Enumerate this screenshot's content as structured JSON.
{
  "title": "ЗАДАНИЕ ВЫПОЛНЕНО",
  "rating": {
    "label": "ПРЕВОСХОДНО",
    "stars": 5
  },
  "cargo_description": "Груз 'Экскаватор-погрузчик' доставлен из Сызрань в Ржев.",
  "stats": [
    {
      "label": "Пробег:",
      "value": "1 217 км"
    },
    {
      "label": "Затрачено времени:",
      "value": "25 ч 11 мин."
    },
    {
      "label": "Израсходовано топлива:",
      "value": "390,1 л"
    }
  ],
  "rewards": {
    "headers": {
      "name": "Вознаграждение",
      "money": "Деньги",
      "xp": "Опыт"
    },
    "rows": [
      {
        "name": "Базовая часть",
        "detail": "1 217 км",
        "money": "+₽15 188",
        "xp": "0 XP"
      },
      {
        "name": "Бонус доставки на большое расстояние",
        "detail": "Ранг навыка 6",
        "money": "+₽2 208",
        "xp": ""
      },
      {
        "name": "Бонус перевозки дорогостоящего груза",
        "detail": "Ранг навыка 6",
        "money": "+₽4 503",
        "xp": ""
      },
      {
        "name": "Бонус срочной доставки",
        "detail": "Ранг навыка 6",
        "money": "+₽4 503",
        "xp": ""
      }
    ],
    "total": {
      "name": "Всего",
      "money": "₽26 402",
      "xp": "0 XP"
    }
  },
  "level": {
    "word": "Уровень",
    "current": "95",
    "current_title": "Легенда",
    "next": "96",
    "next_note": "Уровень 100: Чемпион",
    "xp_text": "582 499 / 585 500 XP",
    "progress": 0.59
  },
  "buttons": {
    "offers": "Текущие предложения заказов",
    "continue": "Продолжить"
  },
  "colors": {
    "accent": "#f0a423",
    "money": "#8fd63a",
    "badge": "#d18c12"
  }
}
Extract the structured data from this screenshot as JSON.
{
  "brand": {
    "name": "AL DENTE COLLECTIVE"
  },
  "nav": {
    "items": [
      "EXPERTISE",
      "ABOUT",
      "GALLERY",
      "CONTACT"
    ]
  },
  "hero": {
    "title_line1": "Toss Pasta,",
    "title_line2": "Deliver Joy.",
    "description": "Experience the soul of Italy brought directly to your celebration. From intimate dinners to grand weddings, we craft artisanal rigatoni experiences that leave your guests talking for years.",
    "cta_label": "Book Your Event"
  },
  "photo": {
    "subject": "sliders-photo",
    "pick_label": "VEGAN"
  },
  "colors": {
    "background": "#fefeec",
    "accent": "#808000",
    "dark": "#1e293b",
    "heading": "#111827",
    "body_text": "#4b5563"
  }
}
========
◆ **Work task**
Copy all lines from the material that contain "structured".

◆ **Answer**
Enumerate this screenshot's content as structured JSON.
Extract the structured data from this screenshot as JSON.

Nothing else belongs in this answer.